(EXERCISE OBJECTIVE) Lines containing the word "screenshot" are to be copied from the data below.

(DATA UNDER STUDY)
•••

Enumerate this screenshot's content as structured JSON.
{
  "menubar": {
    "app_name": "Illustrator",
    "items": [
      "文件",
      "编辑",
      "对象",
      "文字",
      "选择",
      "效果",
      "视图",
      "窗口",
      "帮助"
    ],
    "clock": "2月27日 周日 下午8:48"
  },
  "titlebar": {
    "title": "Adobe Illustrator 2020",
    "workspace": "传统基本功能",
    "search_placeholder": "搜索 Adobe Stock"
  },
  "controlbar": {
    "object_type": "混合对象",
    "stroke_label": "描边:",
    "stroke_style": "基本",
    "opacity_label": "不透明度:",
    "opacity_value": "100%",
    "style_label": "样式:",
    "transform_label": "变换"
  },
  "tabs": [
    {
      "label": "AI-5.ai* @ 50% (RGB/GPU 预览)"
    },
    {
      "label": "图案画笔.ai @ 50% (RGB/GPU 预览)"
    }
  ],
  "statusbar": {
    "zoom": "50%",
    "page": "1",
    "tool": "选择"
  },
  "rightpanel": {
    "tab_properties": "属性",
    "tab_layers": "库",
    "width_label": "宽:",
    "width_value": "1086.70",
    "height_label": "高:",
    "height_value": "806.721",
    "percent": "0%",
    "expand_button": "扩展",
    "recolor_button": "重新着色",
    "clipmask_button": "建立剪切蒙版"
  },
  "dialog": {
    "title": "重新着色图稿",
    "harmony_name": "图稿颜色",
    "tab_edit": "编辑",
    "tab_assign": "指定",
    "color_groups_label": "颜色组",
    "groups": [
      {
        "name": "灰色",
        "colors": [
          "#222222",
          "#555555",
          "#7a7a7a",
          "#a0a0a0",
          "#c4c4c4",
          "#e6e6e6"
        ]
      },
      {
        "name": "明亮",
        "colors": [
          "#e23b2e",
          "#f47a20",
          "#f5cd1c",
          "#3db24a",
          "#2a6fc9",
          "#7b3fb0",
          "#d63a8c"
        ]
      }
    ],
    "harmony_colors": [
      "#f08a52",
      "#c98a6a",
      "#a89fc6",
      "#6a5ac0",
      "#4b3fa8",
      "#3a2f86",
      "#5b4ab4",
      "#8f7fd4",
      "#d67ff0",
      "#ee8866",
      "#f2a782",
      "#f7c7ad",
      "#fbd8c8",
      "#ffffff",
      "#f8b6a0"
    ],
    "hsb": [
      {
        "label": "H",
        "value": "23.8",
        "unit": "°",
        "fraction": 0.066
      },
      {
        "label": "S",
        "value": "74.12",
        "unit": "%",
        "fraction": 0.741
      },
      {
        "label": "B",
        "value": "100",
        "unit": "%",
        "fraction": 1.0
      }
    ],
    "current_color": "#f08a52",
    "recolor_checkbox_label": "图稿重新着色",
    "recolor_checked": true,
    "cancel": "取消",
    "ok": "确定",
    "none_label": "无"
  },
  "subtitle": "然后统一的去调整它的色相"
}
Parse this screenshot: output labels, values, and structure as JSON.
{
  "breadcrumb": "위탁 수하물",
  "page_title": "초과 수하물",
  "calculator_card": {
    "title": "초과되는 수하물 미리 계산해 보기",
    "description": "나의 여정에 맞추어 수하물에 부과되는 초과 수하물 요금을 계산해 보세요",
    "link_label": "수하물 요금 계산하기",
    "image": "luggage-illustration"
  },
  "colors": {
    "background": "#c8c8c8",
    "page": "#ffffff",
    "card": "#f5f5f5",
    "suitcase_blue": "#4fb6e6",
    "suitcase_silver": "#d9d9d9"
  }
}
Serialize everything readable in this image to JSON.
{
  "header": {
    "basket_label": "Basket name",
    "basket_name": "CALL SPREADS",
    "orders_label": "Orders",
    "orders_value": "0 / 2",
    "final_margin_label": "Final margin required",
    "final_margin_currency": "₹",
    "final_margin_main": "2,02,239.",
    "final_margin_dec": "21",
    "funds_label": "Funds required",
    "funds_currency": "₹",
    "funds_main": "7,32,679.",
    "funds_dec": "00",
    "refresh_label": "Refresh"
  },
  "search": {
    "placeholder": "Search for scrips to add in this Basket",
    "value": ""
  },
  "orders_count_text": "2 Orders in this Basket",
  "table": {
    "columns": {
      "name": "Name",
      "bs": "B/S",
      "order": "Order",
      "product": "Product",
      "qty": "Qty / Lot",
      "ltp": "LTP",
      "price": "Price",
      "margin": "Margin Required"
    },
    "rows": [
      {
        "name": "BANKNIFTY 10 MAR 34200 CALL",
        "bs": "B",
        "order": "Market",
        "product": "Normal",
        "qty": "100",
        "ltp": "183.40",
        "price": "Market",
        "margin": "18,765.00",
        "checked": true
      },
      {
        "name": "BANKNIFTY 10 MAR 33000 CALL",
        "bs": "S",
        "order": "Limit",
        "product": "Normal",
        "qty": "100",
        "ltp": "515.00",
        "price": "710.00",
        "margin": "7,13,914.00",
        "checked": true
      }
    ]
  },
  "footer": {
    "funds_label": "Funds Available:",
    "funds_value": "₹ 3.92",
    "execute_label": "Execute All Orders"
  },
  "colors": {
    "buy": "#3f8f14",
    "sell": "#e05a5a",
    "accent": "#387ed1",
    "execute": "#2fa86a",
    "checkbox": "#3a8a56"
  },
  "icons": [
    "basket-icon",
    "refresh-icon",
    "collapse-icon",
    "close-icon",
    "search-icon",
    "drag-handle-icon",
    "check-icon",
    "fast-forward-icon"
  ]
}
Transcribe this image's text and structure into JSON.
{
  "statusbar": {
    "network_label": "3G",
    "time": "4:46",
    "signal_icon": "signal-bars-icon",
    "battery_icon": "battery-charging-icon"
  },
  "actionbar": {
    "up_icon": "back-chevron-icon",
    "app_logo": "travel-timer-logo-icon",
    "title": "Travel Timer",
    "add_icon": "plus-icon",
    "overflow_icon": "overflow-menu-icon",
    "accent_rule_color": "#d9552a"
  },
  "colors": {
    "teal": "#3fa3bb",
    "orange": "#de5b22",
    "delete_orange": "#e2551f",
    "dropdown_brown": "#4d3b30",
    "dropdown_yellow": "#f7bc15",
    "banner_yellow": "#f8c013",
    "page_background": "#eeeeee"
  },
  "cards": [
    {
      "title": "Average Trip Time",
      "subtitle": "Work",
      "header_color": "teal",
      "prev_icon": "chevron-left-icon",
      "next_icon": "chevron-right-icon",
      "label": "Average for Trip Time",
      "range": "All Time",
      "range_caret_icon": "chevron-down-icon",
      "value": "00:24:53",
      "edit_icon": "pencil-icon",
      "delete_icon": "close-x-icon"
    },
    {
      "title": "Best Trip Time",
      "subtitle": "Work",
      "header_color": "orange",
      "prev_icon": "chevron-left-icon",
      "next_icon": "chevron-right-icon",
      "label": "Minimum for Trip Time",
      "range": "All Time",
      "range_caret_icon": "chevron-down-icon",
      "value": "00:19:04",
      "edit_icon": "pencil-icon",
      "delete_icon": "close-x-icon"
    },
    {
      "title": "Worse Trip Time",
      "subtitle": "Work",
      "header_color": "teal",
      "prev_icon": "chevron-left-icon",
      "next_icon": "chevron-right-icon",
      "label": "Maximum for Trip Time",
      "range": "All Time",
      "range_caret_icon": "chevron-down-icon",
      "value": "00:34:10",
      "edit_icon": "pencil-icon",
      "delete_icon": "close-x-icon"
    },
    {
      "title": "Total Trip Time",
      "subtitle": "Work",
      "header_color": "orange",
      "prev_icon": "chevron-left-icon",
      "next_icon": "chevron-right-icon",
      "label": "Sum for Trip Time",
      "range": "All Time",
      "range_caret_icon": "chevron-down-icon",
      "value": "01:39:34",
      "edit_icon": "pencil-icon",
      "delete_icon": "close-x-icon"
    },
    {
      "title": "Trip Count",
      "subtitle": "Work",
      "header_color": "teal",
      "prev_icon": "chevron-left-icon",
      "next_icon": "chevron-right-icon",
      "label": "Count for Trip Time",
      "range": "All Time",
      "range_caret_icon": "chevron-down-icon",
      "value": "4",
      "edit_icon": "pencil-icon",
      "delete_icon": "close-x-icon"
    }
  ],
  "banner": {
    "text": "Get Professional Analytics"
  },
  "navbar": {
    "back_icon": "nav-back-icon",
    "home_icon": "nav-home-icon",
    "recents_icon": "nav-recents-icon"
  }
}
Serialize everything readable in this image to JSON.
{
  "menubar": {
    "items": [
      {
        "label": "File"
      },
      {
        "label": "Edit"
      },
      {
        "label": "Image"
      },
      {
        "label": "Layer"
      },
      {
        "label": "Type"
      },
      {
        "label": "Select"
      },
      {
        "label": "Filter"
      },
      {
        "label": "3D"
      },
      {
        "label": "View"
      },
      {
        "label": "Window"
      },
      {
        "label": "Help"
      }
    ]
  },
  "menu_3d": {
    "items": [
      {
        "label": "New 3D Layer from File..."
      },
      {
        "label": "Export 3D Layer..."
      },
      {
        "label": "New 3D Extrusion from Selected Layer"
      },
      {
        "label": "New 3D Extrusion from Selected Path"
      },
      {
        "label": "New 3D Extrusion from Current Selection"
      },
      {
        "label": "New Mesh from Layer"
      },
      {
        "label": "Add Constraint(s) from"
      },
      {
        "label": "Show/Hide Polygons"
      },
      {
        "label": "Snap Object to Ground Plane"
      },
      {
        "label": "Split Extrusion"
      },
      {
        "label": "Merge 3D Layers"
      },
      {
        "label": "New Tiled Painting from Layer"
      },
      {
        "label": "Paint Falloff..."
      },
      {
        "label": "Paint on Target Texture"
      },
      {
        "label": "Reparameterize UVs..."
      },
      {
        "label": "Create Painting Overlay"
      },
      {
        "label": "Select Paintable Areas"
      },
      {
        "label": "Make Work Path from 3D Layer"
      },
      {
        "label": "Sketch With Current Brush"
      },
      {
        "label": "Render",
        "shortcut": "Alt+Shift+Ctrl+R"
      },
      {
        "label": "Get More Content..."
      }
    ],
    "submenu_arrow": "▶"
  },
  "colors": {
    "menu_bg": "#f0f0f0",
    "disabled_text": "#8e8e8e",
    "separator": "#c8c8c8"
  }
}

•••

(TASK RESULT)
Enumerate this screenshot's content as structured JSON.
Parse this screenshot: output labels, values, and structure as JSON.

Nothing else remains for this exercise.